■ **Supplied records**
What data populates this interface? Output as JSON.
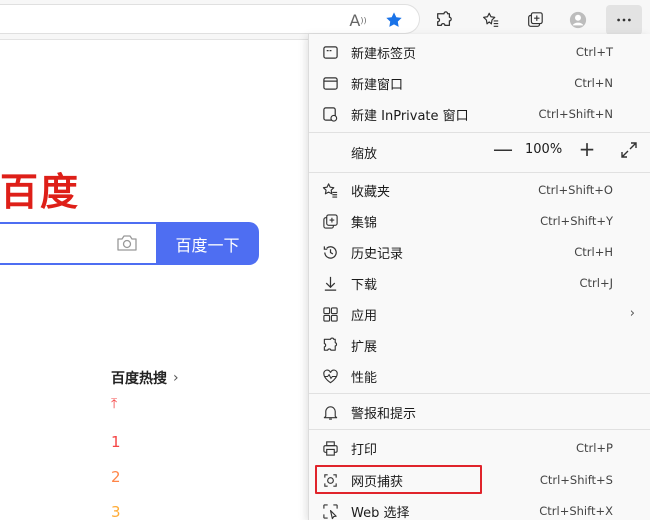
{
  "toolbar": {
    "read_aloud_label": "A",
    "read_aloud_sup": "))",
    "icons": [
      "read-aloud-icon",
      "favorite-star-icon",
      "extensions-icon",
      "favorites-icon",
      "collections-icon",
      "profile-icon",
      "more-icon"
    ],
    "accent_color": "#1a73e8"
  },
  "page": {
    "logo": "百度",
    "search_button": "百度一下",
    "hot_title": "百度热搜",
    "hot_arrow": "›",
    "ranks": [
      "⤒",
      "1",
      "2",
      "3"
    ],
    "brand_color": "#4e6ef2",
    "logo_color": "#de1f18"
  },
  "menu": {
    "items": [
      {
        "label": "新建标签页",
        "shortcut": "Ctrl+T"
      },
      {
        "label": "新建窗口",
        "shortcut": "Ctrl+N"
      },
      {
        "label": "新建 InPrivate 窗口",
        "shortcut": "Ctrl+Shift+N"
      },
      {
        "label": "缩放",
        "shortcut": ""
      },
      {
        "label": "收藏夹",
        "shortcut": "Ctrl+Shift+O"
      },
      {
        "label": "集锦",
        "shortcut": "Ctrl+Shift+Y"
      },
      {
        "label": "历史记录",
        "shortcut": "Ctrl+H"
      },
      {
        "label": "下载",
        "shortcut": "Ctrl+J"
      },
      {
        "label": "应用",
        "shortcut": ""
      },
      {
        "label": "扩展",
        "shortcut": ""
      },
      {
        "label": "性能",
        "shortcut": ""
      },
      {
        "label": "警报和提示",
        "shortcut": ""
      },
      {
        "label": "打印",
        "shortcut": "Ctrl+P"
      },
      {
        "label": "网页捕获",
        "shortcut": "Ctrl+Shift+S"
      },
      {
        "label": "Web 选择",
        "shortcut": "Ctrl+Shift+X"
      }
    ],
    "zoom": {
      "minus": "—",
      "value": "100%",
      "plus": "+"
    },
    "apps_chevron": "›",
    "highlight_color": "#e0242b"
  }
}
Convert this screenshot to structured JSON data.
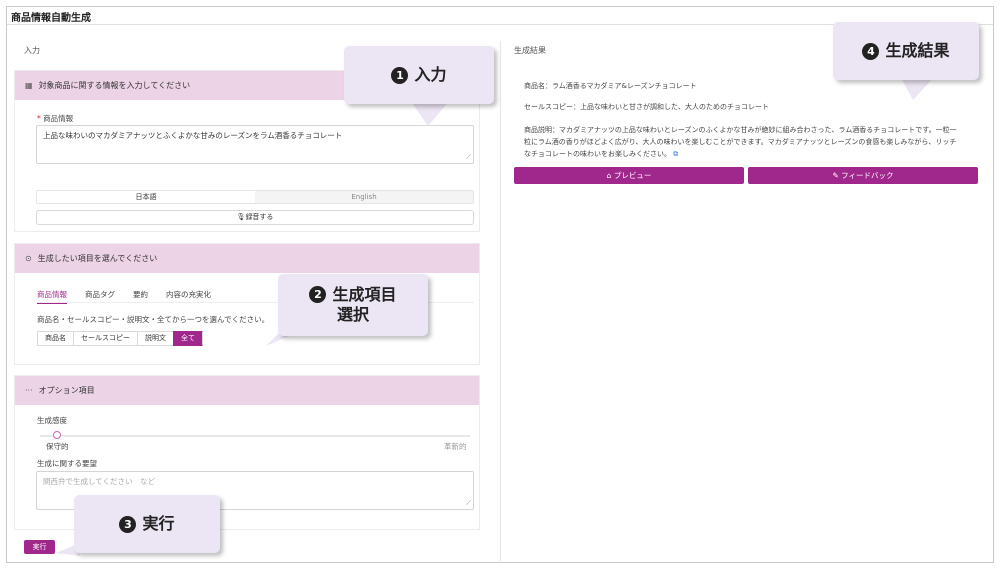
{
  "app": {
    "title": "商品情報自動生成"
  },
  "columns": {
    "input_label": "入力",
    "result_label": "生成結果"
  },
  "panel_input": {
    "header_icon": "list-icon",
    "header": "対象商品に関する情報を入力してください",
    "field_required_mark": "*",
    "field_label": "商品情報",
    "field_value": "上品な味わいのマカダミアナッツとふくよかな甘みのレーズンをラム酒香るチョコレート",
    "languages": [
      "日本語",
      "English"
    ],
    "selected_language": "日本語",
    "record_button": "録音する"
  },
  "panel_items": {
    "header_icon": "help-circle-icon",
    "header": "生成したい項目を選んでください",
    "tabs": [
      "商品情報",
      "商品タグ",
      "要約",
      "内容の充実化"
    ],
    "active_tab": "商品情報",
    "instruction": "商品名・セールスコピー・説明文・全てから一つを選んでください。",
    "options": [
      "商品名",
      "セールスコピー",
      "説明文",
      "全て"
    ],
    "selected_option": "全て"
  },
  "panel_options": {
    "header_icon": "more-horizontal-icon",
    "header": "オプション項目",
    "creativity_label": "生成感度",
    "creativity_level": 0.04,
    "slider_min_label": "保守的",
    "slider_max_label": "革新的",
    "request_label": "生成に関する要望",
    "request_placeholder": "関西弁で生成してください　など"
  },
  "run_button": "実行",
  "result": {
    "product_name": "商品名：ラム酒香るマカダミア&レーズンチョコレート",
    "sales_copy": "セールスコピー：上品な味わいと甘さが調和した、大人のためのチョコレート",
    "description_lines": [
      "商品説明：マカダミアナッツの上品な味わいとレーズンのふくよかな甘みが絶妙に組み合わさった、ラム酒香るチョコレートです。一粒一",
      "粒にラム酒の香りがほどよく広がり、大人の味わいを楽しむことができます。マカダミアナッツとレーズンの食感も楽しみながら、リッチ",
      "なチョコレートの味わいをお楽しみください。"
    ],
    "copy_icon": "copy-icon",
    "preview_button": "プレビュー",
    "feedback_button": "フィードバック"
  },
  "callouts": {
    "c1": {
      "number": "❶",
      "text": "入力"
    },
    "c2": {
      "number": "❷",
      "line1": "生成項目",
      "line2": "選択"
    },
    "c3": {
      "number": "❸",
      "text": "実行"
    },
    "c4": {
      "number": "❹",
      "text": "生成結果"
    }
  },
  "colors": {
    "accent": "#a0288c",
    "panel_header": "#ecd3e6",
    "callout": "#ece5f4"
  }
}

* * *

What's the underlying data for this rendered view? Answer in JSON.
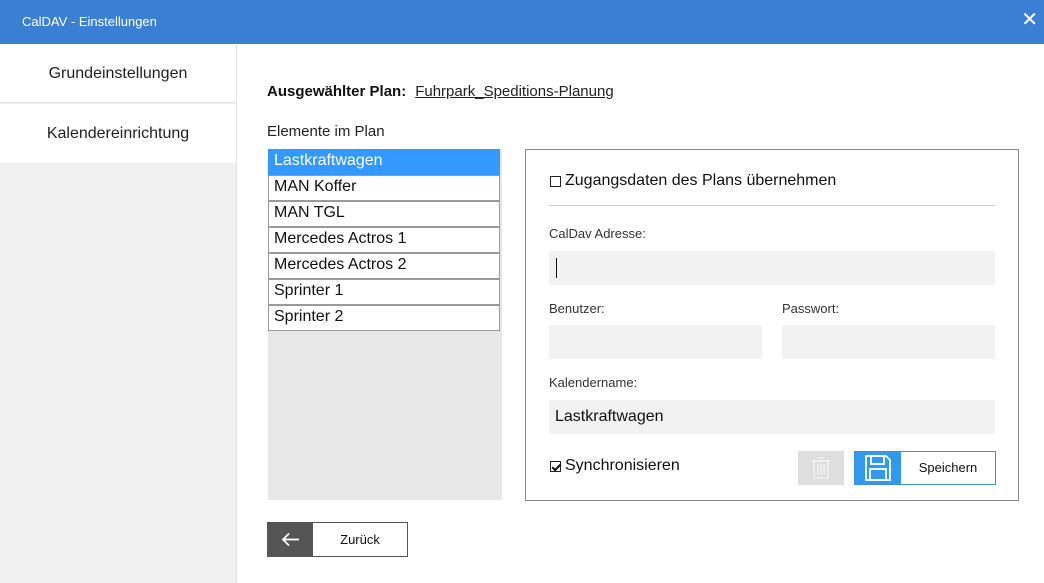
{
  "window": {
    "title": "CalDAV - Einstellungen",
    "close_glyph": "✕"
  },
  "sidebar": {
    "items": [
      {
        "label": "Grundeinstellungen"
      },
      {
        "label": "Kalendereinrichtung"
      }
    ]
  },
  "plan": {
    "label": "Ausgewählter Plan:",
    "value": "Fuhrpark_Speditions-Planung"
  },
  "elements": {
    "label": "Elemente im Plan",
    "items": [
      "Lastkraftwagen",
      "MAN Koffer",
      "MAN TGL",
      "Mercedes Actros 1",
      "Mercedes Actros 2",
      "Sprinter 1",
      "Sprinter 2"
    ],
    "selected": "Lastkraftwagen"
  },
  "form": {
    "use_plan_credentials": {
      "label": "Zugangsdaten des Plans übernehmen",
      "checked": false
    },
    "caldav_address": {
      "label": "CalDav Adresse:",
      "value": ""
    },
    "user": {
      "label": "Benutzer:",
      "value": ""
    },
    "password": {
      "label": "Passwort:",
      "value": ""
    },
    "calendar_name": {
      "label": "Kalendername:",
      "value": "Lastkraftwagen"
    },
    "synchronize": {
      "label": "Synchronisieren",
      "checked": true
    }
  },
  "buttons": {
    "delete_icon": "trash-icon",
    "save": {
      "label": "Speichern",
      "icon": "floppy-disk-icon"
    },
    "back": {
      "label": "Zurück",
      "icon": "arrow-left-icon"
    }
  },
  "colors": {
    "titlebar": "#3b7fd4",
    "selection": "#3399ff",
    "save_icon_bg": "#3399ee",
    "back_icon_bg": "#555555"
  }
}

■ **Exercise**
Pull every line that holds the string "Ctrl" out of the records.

■ **Answer to this task**
        "shortcut": "Ctrl+T"
        "shortcut": "Ctrl+N"
        "shortcut": "Ctrl+Shift+N"
        "shortcut": "Ctrl+Shift+O"
        "shortcut": "Ctrl+Shift+Y"
        "shortcut": "Ctrl+H"
        "shortcut": "Ctrl+J"
        "shortcut": "Ctrl+P"
        "shortcut": "Ctrl+Shift+S"
        "shortcut": "Ctrl+Shift+X"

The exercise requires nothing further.